Environmental Situation (Forest And Game Reserves):
The district has two reserves and these are the Mole National Park and Kenikeni Forest Reserve both having a rich array of flora and fauna. The Mole Park which is located about 30km west of Damongo, is the largest in the country and one of the best managed game and wildlife parks not only in Ghana but Africa, south of the Sahara desert. The park covers an estimated area of about 5500 hectares and is a major tourist attraction in the North. In the year 2004 10,427 people (both Ghanaians and foreigners) visited the park.
Other minor forest Reserves are: Damongo scarp located north of Damongo (39.36 km2); Nyangbong located south East of Damongo (4.66km2); Bombi after the Damongo Hospital towards Kotito No. 1 (1.47 km2); Damongo Town Plantation after the Agric Settlement, east of Damongo (0.43km3).
The Mole National Pack attracts both foreign tourists. It also offers employment to some people in the district. However some communities had to relocate to make way for the creation of the park the district assembly does not benefit directly for revenue collected from the park.
The park also contains a variety of flora and fauna and also some trees of medicinal value. However since the park is a restricted area people are not allowed to go in for these medicinal plants. The Mole National Park and Kenikeni forest reserve occupy great tracks of farm lands thus denying farmers their basic source of livelihood, which is farming.

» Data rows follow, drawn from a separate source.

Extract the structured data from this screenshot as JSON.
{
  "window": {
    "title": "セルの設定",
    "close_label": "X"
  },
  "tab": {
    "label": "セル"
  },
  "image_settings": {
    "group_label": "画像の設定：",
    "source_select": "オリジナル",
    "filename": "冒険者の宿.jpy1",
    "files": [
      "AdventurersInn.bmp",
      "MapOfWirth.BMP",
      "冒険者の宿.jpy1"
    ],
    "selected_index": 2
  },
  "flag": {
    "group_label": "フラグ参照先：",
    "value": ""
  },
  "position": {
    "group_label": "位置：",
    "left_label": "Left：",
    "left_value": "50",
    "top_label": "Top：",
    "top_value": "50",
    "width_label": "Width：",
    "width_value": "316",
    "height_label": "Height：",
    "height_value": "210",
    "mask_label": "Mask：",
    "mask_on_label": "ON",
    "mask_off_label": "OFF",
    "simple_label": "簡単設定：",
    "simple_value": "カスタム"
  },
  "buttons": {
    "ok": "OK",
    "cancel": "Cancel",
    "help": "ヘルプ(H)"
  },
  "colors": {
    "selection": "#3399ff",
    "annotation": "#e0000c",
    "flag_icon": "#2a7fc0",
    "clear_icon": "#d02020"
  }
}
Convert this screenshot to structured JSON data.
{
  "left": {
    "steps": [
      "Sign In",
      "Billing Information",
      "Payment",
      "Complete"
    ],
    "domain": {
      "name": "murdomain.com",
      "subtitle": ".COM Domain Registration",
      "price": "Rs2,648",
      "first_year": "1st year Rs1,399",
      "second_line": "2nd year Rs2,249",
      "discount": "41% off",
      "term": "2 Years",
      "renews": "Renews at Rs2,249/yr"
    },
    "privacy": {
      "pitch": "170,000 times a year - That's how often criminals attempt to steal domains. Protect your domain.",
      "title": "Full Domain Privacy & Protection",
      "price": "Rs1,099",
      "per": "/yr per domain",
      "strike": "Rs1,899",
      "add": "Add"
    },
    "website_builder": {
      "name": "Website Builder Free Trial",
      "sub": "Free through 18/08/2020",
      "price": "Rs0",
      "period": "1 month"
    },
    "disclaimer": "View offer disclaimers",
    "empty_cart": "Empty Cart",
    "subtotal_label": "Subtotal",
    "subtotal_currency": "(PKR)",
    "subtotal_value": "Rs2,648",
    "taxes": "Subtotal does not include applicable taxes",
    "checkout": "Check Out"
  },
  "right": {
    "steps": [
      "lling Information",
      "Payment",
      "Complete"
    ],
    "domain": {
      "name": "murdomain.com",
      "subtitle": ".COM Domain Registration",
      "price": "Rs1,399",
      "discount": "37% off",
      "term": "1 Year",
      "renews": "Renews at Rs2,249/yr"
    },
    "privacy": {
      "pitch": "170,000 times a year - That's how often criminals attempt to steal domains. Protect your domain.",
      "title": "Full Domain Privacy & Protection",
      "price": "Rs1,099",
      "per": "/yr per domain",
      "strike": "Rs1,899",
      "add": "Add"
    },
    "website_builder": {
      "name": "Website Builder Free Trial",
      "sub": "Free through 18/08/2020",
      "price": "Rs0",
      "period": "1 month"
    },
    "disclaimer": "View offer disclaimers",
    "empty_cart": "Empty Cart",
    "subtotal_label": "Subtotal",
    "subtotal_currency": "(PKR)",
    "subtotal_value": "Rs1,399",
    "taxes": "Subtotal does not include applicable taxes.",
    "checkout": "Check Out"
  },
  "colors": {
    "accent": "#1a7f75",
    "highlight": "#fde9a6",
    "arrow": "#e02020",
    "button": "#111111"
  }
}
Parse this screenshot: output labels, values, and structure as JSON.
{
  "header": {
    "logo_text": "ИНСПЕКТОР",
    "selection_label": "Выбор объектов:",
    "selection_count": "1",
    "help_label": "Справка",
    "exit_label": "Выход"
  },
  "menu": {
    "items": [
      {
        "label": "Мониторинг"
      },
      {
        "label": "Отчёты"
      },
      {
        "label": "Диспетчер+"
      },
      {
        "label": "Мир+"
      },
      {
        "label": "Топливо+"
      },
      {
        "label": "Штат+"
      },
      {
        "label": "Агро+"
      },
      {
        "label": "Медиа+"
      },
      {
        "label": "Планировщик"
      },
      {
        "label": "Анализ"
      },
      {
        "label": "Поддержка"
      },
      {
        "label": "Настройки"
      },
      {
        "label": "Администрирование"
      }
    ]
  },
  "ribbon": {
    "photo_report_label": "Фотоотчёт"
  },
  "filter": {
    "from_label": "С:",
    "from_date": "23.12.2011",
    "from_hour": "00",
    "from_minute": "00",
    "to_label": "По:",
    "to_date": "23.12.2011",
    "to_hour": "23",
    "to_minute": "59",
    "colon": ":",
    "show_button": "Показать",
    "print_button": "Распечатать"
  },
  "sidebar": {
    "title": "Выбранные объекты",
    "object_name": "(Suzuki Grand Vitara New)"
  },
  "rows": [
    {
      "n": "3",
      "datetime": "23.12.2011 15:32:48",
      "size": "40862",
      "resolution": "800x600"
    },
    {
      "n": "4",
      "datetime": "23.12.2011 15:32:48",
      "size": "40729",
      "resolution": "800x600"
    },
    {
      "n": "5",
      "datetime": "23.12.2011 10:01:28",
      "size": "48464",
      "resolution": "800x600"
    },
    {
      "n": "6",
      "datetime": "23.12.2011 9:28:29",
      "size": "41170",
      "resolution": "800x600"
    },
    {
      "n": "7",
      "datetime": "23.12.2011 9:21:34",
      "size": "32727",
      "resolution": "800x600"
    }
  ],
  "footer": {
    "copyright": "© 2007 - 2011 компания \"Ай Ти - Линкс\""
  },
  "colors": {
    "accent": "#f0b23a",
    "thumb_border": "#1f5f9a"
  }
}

This has led to poaching in some cases Alternative sources of livelihood will have to be made for people living in the fringe communities.
Water supply: 60% of the communities have portable water coverage. The district has drilled 195 boreholes, 3 hand drill well fitted with pump,4 small town water system,12 mechanized boreholes, 10 dams and 10 dug outs.
Population Size and Density:
According to the 2000 population and Housing Census the district population is 76,702 which give a density of 8.3 persons per sq. Km. The population density is below the regional density of 25.9 persons per sq Km. The district population growth rate of 3.1% is higher than the national (2.7%) and the regional (2.8%0 respectively.